Oedipus was born to King Laius and Queen Jocasta of Thebes. The Oracle at Delphi told Laius that any son born of his union to Jocasta would be their downfall, so upon Oedipus’ birth, they instructed a shepherd to dispose of the child. The shepherd instead brought the young Oedipus to the court of Corinth, where he was adopted by King Polybus and Queen Merope.
Upon learning that the king and queen were not his biological parents, Oedipus consulted the Oracle at Delphi, who prophesied that he would kill his father and marry his mother. In order to protect his adoptive parents from this fate, Oedipus fled from Corinth.
On the way, he encountered a charioteer who, unbeknownst to Oedipus, was his biological father, Laius. Their quarrel escalated into a duel, which resulted in Laius’ death — and fulfillment of the first part of the oracle’s prophecy.
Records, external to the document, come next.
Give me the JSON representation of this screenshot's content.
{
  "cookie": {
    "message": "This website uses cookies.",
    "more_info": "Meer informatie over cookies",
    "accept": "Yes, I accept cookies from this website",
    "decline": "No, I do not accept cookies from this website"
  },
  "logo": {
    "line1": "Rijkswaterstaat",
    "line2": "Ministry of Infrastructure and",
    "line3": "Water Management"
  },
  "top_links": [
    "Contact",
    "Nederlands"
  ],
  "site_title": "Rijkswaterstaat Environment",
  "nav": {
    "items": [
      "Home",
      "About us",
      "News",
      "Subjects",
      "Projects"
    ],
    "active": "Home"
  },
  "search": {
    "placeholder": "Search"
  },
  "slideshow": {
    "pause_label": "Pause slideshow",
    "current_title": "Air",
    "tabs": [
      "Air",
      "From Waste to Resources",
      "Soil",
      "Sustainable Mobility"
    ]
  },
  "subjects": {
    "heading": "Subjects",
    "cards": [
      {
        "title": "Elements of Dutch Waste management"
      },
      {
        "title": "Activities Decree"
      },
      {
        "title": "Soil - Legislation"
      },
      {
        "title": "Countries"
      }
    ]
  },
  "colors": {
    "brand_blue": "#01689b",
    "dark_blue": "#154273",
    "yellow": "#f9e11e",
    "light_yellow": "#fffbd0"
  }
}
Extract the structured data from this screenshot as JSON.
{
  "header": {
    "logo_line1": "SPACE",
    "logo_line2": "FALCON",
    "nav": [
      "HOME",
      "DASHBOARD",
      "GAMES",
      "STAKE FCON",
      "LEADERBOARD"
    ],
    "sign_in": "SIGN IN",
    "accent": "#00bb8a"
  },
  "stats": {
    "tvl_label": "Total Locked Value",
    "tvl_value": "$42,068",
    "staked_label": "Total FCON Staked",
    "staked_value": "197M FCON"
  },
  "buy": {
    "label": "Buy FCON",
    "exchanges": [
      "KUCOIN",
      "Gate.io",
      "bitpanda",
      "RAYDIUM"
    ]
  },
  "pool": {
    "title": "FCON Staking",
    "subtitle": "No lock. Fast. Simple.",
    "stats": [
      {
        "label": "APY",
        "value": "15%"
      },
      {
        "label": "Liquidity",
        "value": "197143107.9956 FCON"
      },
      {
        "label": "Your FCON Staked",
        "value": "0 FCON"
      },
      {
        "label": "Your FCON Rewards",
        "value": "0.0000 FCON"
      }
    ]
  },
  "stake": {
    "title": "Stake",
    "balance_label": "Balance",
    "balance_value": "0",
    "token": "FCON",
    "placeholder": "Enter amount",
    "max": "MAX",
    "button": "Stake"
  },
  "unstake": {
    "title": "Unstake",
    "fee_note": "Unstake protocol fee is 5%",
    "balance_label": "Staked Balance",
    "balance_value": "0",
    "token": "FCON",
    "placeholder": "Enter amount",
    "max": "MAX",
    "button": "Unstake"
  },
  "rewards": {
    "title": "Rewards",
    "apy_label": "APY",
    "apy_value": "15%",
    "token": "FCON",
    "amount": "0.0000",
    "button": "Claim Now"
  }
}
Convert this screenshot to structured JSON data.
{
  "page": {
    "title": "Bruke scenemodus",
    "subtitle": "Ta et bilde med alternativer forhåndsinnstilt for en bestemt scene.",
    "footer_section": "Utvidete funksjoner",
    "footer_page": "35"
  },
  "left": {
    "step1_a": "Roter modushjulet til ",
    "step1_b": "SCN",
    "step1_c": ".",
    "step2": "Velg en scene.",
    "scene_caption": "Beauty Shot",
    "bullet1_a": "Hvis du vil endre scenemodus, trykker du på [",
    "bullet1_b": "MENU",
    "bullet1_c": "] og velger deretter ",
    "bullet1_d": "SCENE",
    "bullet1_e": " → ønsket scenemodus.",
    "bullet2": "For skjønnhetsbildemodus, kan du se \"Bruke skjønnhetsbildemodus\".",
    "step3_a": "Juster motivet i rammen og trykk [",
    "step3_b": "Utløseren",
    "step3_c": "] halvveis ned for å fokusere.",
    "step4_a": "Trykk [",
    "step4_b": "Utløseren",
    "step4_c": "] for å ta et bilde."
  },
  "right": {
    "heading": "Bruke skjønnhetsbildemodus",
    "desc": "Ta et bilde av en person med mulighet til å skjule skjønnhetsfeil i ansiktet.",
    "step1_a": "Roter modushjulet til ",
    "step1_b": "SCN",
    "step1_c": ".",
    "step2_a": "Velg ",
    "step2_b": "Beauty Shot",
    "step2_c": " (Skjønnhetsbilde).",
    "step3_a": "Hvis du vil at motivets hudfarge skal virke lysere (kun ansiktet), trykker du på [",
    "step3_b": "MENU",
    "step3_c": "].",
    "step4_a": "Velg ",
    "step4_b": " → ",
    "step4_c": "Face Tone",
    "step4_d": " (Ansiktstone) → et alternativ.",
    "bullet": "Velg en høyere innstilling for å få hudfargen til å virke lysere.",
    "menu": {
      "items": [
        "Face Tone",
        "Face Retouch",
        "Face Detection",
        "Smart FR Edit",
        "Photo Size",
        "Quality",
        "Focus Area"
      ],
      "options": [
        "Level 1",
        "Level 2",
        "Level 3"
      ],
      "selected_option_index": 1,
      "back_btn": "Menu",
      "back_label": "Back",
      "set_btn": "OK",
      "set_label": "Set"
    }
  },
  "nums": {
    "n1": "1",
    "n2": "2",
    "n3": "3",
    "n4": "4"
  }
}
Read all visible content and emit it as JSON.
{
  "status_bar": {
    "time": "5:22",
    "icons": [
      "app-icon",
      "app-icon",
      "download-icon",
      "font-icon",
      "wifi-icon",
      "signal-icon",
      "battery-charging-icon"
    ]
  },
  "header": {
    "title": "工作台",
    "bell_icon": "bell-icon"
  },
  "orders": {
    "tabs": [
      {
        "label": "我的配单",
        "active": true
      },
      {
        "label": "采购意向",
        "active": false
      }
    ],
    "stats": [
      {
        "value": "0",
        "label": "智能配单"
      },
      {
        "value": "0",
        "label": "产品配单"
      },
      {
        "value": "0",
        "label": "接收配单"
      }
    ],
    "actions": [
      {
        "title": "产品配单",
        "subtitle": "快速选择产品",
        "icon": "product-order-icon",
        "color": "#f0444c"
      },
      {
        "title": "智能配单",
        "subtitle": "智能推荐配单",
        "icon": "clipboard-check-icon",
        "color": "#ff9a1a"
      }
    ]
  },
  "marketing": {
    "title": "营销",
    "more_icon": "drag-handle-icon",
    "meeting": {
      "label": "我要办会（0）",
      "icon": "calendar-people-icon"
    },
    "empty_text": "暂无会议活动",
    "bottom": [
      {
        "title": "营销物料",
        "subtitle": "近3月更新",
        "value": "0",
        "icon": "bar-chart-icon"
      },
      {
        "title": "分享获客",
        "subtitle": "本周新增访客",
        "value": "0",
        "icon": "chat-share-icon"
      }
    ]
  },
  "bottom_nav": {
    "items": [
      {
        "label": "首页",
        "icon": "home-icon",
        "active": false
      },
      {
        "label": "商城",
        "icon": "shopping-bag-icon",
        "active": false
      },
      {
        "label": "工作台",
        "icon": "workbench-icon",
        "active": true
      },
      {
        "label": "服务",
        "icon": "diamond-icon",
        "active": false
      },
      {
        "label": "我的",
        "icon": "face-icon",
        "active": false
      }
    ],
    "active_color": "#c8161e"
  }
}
Oedipus next encountered the dreaded Sphinx, who besieged the city of Thebes and killed all travelers who failed to answer the riddle: “What goes on four legs in the morning, two at midday, and three in the evening?” Oedipus quickly realized that the answer was man — who crawls as a baby, walks on two legs in midlife, and walks with a cane as an old man — and therefore vanquished the Sphinx and entered Thebes a hero. There, Creon rewarded Oedipus with the title of king, and gave him his sister, Jocasta, to be his wife — thus fulfilling the second part of the prophecy. Oedipus and Jocasta had four children: sons Eteocles and Polyneices and daughters Antigone and Ismene.
Sophocles’ classic tragedy Oedipus the King, the precursor to Oedipus at Colonus, opens as a plague overtakes Thebes. Oedipus sends Creon to the Oracle at Delphi for help, only to learn that Thebes has been cursed because Laius’ killer had not been brought to justice. Oedipus sends for the blind prophet Teiresias, who reluctantly admits that Oedipus himself murdered the former king and that he is unaware of his true parentage. After Jocasta recounts that she and Laius abandoned their son because of a prophecy, Oedipus realizes the horrifying truth, and Jocasta hangs herself. Oedipus takes a brooch from her gown and blinds himself. Creon and the citizens of Thebes banish Oedipus for his sins and the bad luck he has brought to the city, and he is forced to wander for the rest of his days with his daughter Antigone as his guide.
The musical The Gospel at Colonus is adapted from Sophocles’ classic tragedy Oedipus at Colonus. As our story begins, Oedipus arrives at Colonus seeking solace and sanctuary in his last days.
ABOUT THE AUTHOR OF OEDIPUS AT COLONUS
Sophocles (c. 496 – c. 406 BCE) was, along with Aeschylus and Euripides, one of Athens’ three great tragic playwrights. A respected public figure, musician, athlete, and actor, he won his first accolades as a writer at the Dionysian festival in 468; he went on to write 123 plays, none of which won below second place in competitions. Seven of these works survive in full, including Oedipus Rex, Oedipus at Colonus, Antigone, and Electra. He is widely credited with such theatrical innovations as introducing a third actor to the traditional two, expanding the chorus from 12 to 15 players, and replacing the trilogy form with self-contained tragedies — all allowing for more complex, character-driven dramas.